Y Combinator's Popcuts Pays You To Find Good New Music

The web is full of hipsters scouring the indie music scene for the next big thing. And while there is no shortage of communities where these trendsetters can share their picks, they’ve never stood to gain anything from being ahead of the crowd (aside from a slight sense of superiority). Popcuts, a Y Combinator-funded music store that launches today in public beta, is looking to reward these early adopters by paying store credit to the first people who buy a song that later goes on to become popular.

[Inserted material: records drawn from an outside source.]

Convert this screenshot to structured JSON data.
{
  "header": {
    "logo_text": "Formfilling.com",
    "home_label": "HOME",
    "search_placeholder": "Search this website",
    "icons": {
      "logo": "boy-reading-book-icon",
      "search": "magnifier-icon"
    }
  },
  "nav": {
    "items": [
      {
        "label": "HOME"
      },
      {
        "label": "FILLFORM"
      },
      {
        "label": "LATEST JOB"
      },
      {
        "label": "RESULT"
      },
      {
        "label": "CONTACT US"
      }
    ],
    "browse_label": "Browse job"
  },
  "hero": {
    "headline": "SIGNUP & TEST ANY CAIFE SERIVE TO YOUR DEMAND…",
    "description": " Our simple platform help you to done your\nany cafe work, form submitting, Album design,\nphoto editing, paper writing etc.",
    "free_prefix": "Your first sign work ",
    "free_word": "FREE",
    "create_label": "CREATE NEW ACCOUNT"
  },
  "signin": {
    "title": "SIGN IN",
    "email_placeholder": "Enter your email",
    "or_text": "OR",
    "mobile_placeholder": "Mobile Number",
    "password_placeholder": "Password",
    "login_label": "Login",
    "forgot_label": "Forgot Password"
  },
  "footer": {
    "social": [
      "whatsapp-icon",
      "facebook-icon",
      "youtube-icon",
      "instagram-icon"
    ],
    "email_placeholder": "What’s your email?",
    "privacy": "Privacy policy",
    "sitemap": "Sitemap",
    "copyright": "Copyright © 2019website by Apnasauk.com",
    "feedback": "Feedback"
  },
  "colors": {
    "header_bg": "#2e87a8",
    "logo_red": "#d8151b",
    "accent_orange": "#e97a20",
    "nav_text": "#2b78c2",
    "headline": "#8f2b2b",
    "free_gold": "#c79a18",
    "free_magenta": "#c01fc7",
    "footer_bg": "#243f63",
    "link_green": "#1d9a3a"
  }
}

When an artist signs on to the store, they allocate a certain portion of the revenue generated by their songs to go back to their fans. This money is then distributed according to how early each user purchased a song (the earlier you buy, the more you make). For example, the band My First Earthquake has decided to pay out 30% of its revenues to its fans. The earliest adopters (say, the first dozen people to buy the song) will break even after the song has been purchased by around 25 other people. Fans buying the song later on will still earn credit, but it will be earned at a much slower rate (the site will tell you how quickly you’ll be earning credit before you buy a song).

For the time being Popcuts is only selling music from unsigned indie artists, but CEO Kevin Lim says that the company will pursue deals with record labels once it has perfected the new payment model.

Popcuts has a compelling idea, but its success may well lie in the generosity of the artists it signs. The store’s default split gives 60% of revenues to bands, which is competitive with other online stores. But the default 30% allocated to fans may not be enough of an incentive to drive many more purchases, and bands may find they have to give up more of their proceeds to drive sales. In any case, it’s an experiment that the music industry will probably be following closely.

There are a number of other music stores experimenting with new pricing models for music. Most notable is Amie Street, which initially sells a song at 1 cent and increases the price as it rises in popularity (like Popcuts, this rewards early adopters, but it does so in a different manner).